The New South Wales privacy commissioner has launched the Privacy Governance Framework, an online tool to provide support for the NSW public sector to ensure that personal information collected from the NSW community is protected and compliant with NSW privacy legislation, the Privacy and Personal Information Protection Act.
The Privacy Governance Framework (PDF), aimed at CEOs and senior executives, addresses five elements that it said will contribute to embedding "good" privacy practices within an organisation's processes. These five elements include setting leadership and governance, planning and strategy, program and service delivery, complaint incident management, and evaluation and report.
It also provides access to resources on how organisations can best manage information and risks associated with CCTV footage, ID scanning, and mobile apps, as well as protocol guidelines on how to handle privacy complaints.
NSW Privacy Commissioner Elizabeth Coombs said that the framework aims to demystify compliance with the NSW privacy requirements, and provides a "privacy by design" approach to assist public sector organisations to respond to increasing privacy matters raised by their customers.
"A clearer understanding of what is required when personal information is collected, used, disclosed, and disposed of will enable organisations to establish privacy management as an asset underpinning their corporate standing," she said.
The framework has been welcomed by authorities such as past High Court judge the Honourable Michael Kirby, who said that the initiative will "take privacy into the DNA of organisations".
Similarly, Service NSW CEO Glenn King also confirmed his support, stating: "Protection of personal information is a high priority for myself and all Service NSW employees.

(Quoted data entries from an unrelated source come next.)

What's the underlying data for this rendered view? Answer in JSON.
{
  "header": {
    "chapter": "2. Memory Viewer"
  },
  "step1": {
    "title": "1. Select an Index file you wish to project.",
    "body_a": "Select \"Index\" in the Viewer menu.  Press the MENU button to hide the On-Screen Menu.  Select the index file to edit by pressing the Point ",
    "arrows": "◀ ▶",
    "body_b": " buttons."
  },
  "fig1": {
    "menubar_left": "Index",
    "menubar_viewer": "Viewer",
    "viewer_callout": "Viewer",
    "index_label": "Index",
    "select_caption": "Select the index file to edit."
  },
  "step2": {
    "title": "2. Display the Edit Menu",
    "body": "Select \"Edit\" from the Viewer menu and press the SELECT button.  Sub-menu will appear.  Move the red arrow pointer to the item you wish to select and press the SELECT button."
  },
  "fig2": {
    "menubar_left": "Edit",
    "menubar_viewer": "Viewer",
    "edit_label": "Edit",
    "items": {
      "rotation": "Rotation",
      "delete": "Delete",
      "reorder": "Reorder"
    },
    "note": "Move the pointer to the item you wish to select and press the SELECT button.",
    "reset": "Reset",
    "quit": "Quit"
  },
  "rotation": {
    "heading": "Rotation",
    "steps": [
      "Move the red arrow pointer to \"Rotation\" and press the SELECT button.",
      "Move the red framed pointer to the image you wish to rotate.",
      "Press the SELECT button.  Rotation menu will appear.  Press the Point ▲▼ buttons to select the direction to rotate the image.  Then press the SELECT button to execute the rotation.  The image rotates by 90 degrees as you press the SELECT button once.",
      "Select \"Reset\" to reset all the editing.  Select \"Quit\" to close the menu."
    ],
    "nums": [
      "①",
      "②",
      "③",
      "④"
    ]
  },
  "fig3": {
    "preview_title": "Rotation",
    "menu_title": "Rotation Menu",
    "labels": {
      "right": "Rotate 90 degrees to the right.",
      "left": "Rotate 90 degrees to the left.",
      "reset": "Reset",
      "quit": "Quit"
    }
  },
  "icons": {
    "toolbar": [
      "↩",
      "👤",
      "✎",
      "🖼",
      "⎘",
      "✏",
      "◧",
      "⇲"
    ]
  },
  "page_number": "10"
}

We have incorporated 'privacy by design' principles into our business processes and IT systems development, ensuring the protection of the personal information of the more than 7 million customers we have served. Strong privacy governance is an asset that increases corporate effectiveness."

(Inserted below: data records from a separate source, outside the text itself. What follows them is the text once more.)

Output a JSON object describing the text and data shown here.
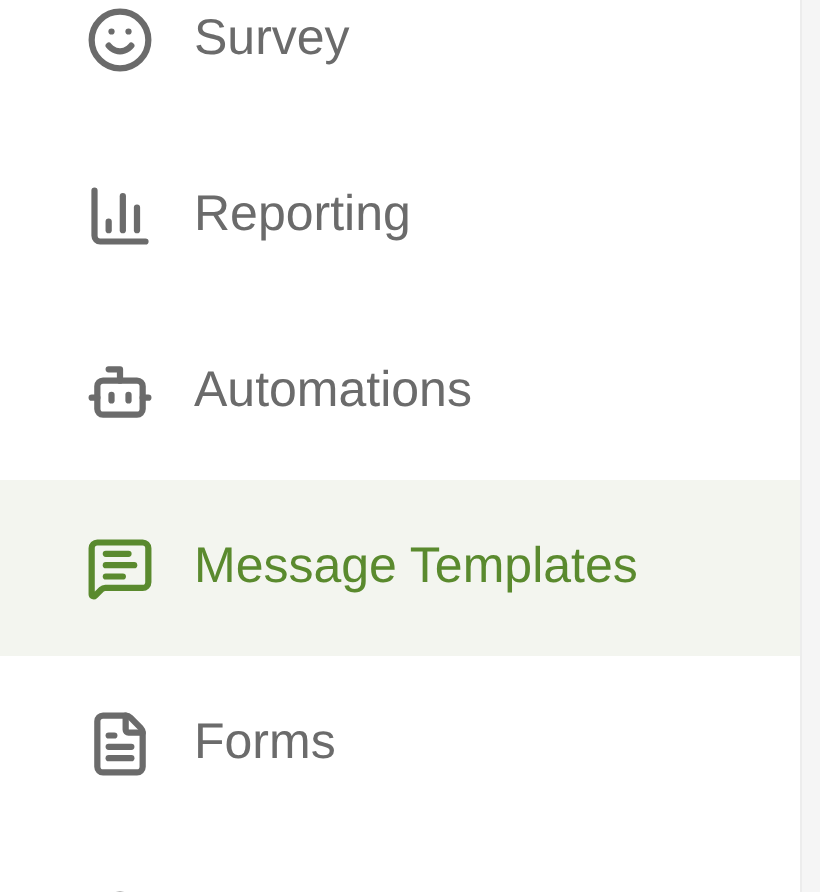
{
  "nav_items": [
    {
      "label": "Survey",
      "selected": false
    },
    {
      "label": "Reporting",
      "selected": false
    },
    {
      "label": "Automations",
      "selected": false
    },
    {
      "label": "Message Templates",
      "selected": true
    },
    {
      "label": "Forms",
      "selected": false
    }
  ]
}
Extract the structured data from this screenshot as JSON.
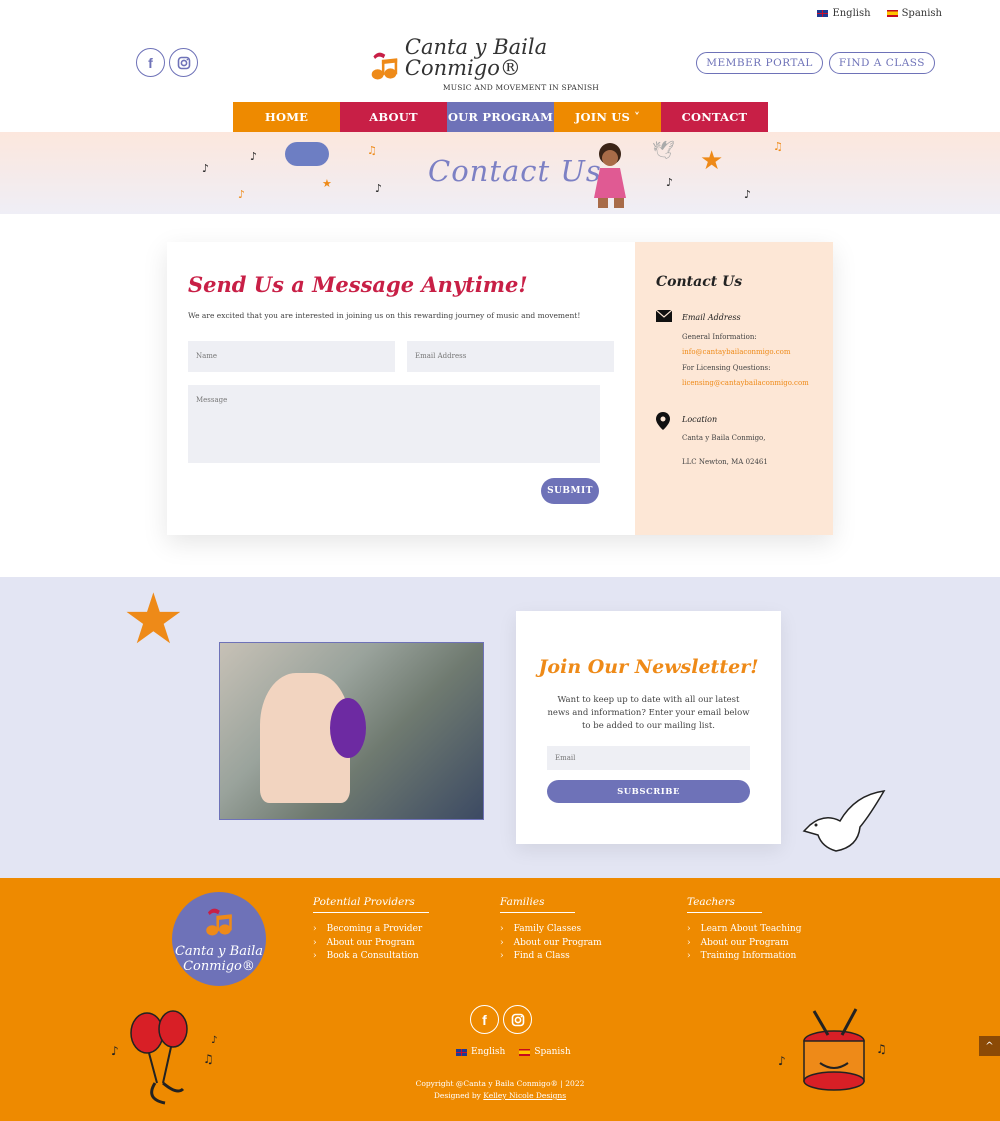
{
  "languages": [
    "English",
    "Spanish"
  ],
  "social": {
    "facebook": "f",
    "instagram": "◎"
  },
  "logo": {
    "name": "Canta y Baila Conmigo®",
    "tagline": "MUSIC AND MOVEMENT IN SPANISH"
  },
  "top_buttons": {
    "member_portal": "MEMBER PORTAL",
    "find_class": "FIND A CLASS"
  },
  "nav": [
    {
      "label": "HOME",
      "color": "#ee8a00"
    },
    {
      "label": "ABOUT",
      "color": "#c81f46"
    },
    {
      "label": "OUR PROGRAM",
      "color": "#6e72b8"
    },
    {
      "label": "JOIN US ˅",
      "color": "#ee8a00"
    },
    {
      "label": "CONTACT",
      "color": "#c81f46"
    }
  ],
  "banner": {
    "title": "Contact Us"
  },
  "form": {
    "title": "Send Us a Message Anytime!",
    "intro": "We are excited that you are interested in joining us on this rewarding journey of music and movement!",
    "name_placeholder": "Name",
    "email_placeholder": "Email Address",
    "message_placeholder": "Message",
    "submit": "SUBMIT"
  },
  "contact": {
    "title": "Contact Us",
    "email_head": "Email Address",
    "general_label": "General Information:",
    "general_email": "info@cantaybailaconmigo.com",
    "licensing_label": "For Licensing Questions:",
    "licensing_email": "licensing@cantaybailaconmigo.com",
    "location_head": "Location",
    "location_line1": "Canta y Baila Conmigo,",
    "location_line2": "LLC Newton, MA 02461"
  },
  "newsletter": {
    "title": "Join Our Newsletter!",
    "text": "Want to keep up to date with all our latest news and information? Enter your email below to be added to our mailing list.",
    "email_placeholder": "Email",
    "subscribe": "SUBSCRIBE"
  },
  "footer": {
    "logo_name": "Canta y Baila Conmigo®",
    "columns": [
      {
        "head": "Potential Providers",
        "links": [
          "Becoming a Provider",
          "About our Program",
          "Book a Consultation"
        ]
      },
      {
        "head": "Families",
        "links": [
          "Family Classes",
          "About our Program",
          "Find a Class"
        ]
      },
      {
        "head": "Teachers",
        "links": [
          "Learn About Teaching",
          "About our Program",
          "Training Information"
        ]
      }
    ],
    "copyright": "Copyright @Canta y Baila Conmigo® | 2022",
    "designed_prefix": "Designed by",
    "designer": "Kelley Nicole Designs"
  },
  "icons": {
    "scroll_top": "^"
  }
}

During the annual summit of the International Association of Privacy Professionals ANZ (iappANZ) in Sydney on Monday, the Office of the Australian Information Commissioner (OAIC) released the government's, which explains the powers that are available to Privacy Commissioner Timothy Pilgrim, and formalises the approach he will take when using these powers.